New York Gov. Kathy Hochul. (Marc A. Hermann / MTA)

Kathy Hochul

She first assumed the governorship of New York in 2021, amid predecessor Cuomo’s lurid ouster, then secured the seat in the 2022 midterm elections. Her performance since has been a mixed bag of high-profile policy wins on reproductive and women’s health, and losses around judge appointments and proposed housing legislation. Her State of the State address cited lofty ideals but ultimately failed to wow – a vulnerable start to 2024 for the “blue dog” Democrat.


Members of Moms for Liberty. (Credit: Moms for Liberty Instagram account)

Moms for Liberty

This conservative organization has GOP presidential candidates courting its collective favor. Last year, they addressed its annual conference – including Trump, who called them a “grassroots juggernaut” during his address. This 120,000-strong group largely works in schools, attempting to enact book bans and discourage, if not outright defeat, scholastic policies that are inclusive of people of color and members of the LGBTQ community. Though recently embroiled in a sex scandal, Moms for Liberty presently remains quite influential.

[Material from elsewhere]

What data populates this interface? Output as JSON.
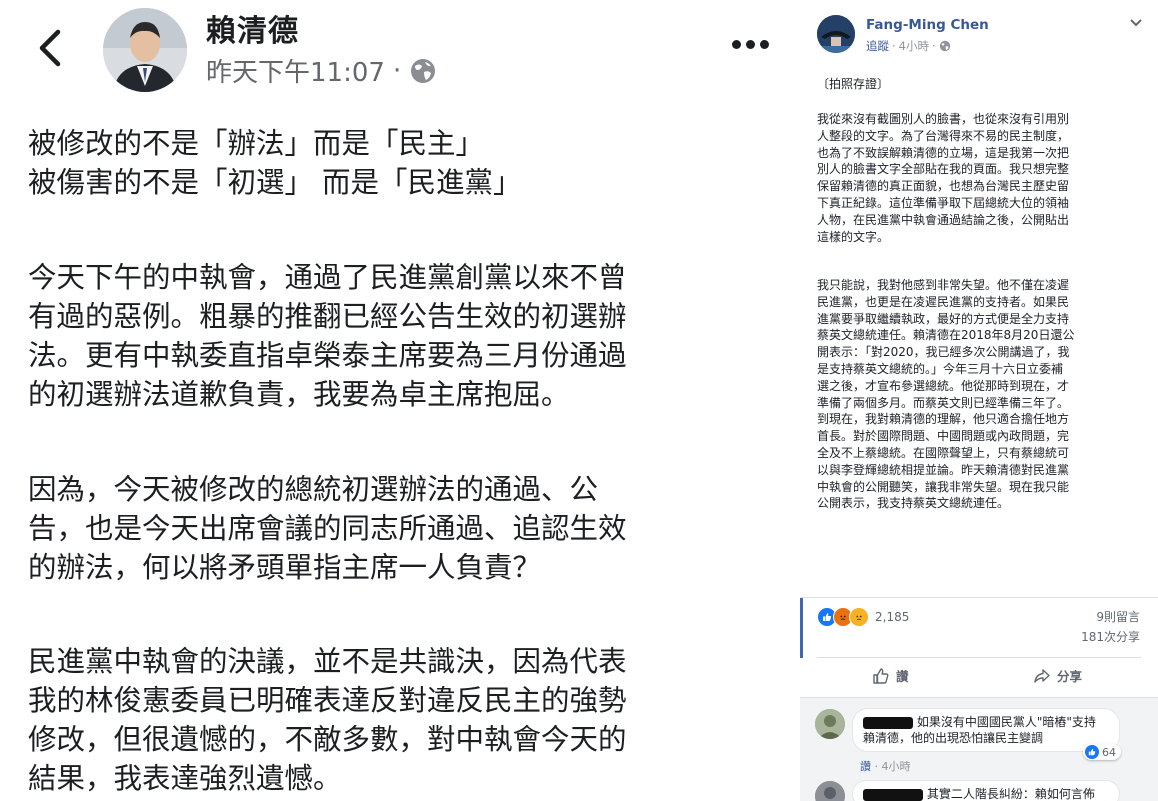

And in light of its work, the Southern Poverty Law Center has deemed it a far-right extremist organization.


Philadelphia Mayor Cherelle Parker. (Credit: Philadelphia City Council, Flickr)

Cherelle Parker

She made history last November by becoming Philadelphia’s first woman mayor. (Parker is also the city’s 100th mayor overall.) Prior to assuming the role, she served in the Pennsylvania House of Representatives from 2005 to 2022. Parker hit the ground running upon her inauguration – signing three executive orders around public safety and governmental transparency as part of a bold 100-day plan designed to cement Philly as “the safest, cleanest, and greenest big city in the nation.”


Rep. Liz Cheney. (Credit: Liz Cheney, @RepLizCheney)

Liz Cheney

Cheney has very much established herself outside of the considerable shadow of her father, former vice president Dick Cheney. First, she had her own noteworthy political career – until last year, she represented Wyoming in the U.S. House. Then, she led a vocal opposition to Trump, serving as vice chair of the House Select Committee on the Jan. 6, 2021, attack on the Capitol – sacrificing party status and her own renomination along the way. Now, she’s considering a third-party White House run.


Activist Olivia Julianna. (Credit: Olivia Julianna Instagram account)

Olivia Julianna

She came to prominence when Florida Rep. Matt Gaetz’s fat-shamed her online – and she used the opportunity to raise more than $700,000 toward abortion care or people throughout America. She has since become a well-regarded Gen Z voice, speaking to the masses via TikTok – where she has over 650,000 followers – and working for a time at nonprofit Gen Z for Change. In 2024, she will turn 21 years old and cast her first presidential ballot – and she wants Democrats with her at the polls. People “need to turnout to vote for down ballot races to protect their communities and states,” she says.